While some might not buy into the whole startup trend, it’s hard to deny that they represent the future of business. Some of the most successful companies today are technology-based startups, and many of these companies don’t even have a website – just an app. With valuations today at billions of dollars, see how the greats got inspired, and maybe you can be a startup mogul one day.
Uber ($62 billion)
Uber is the most used ride-share app out there, and it’s no surprise why. Not only do they offer an affordable chauffeur system to users, but also they have a food delivery on-demand service that lets you order anything from sushi, to fro-yo, to pizza at all hours.
Back in 2008, co-founders Travis Kalanick and Garrett Camp were complaining about finding a taxi in the worst circumstances. They then engineered a mobile app for the iPhone, and in 2010, after rolling out some test cars, it was a hit! Transportation will always be a need, and for their innovation, the partners received over $40 million in funding.
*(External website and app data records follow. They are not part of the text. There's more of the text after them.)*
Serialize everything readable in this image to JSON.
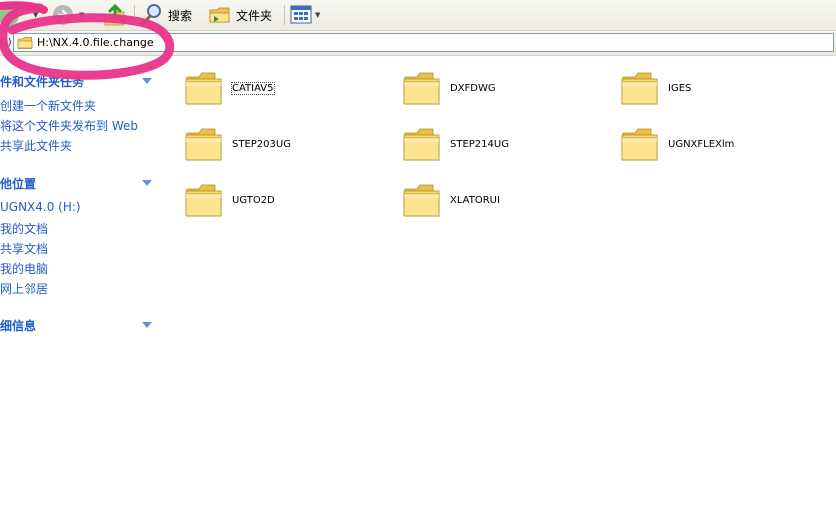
{
  "toolbar": {
    "search_label": "搜索",
    "folders_label": "文件夹"
  },
  "addressbar": {
    "label": "D)",
    "path": "H:\\NX.4.0.file.change"
  },
  "taskpane": {
    "groups": [
      {
        "title": "件和文件夹任务",
        "items": [
          "创建一个新文件夹",
          "将这个文件夹发布到 Web",
          "共享此文件夹"
        ]
      },
      {
        "title": "他位置",
        "items": [
          "UGNX4.0 (H:)",
          "我的文档",
          "共享文档",
          "我的电脑",
          "网上邻居"
        ]
      },
      {
        "title": "细信息",
        "items": []
      }
    ]
  },
  "files": [
    {
      "name": "CATIAV5"
    },
    {
      "name": "DXFDWG"
    },
    {
      "name": "IGES"
    },
    {
      "name": "STEP203UG"
    },
    {
      "name": "STEP214UG"
    },
    {
      "name": "UGNXFLEXlm"
    },
    {
      "name": "UGTO2D"
    },
    {
      "name": "XLATORUI"
    }
  ],
  "colors": {
    "annotation": "#e8358a",
    "link": "#215dc6",
    "folder": "#f6d66b"
  }
}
Their best promotion is word of mouth — one of the most successful methods out there today. In 2018, they’re currently valued at $62 billion.
Airbnb ($30 billion)
Everyone knows Airbnb as a solid alternative to sketchy hotel rooms in the modern day and age. What everyone might not know is that they started out as a meager startup! With zero investors and no employment, founders Brian Chesky and Joe Gebbia had to resort to selling cereal to keep the company alive, and it took almost 2 years before anything happened.
After moving to San Francisco in 2007, they noticed all the hotel rooms in the city were booked surrounding a design conference that attracted many. They started the idea for Airbnb with airbeds in their own homes, offering guests a night of sleep and breakfast in the morning. They re-launched in 2008 and had almost 2500 listings with 10,000 users. They’re now in over 81,000 cities with a current valuation of $30 billion.
Dropbox ($11 billion)
Dropbox has revolutionized the way that people use cloud-based storage, but they weren’t always so successful. CEO Drew Houston thought up the idea after he kept forgetting his USB memory stick while attending MIT. When Houston and his student co-founder Arash Ferdowsi looked for funding in 2007, no one was on board with the idea, partly because they didn’t understand it.
As a response, they made a Youtube video (informational yet funny) to tell people what it was all about, ultimately driving hundreds of thousands of people to the clip and their company, taking their beta waiting list from 5k to 75k people in a night, and growing to a million people seven months later. They’re now valued at over $11 billion.
Spotify ($30 billion)
Spotify is one of the most popular music streaming services out there. It originally had an unprofitable business model, but now it even has Coca-Cola as an investor. Founders Daniel Ek and Martin Lorentzon created a piracy-free alternative that let people access streaming music in an accessible way that still paid the music industry instead of competing with it.
With the music industry not feeling attacked, Spotify had more allies than ever and carefully secured its business model in Sweden before dominating the U.S. market. Careful strategy and a well-rounded consumer experience is what brought this European company to the top. It now has a valuation of nearly $30 billion.
Snapchat ($24 billion)
Who would have thought an app that lets users send photos that quickly disappear from the recipient’s phone would take off? Stanford University’s Reggie Brown did, and he took his idea to fellow Stanford students Evan Spiegel and Bobby Murphy to get the app off the ground.
Originally called Picaboo, Snapchat was originally scoffed at by venture capitalists who found the concept useless. But Snapcat eventually found success with its unique ephemeral concept among social media platforms. Over 3.5 billion “snaps” are sent every day, and Snapchat is now valued at $24 billion.
Facebook ($500 billion)
Everyone knows wunderkind Facebook founder Mark Zuckerberg’s story from the biopic The Social Network. Zuckerberg has many polarizing opinions for and against him, but one thing nobody can deny is his complete revolutionizing of technology and creation of the social media frenzy.
Social networking service Facebook launched back in 2004 by Zuckerberg and hisHarvard roommate Eduardo Saverin. At first it was shut down on allegations of violating privacy and copyrights, but charges were eventually dropped. Originally limited to Harvard students and the Ivy League network, by 2006, everyone aged 13+ with a valid email address could sign up. By 2009, it became the world’s most used social networking service. Now, billions of people all over the world are connected by Facebook. Albeit some recent scandals, it’s currently valued at over a whopping $500 billion.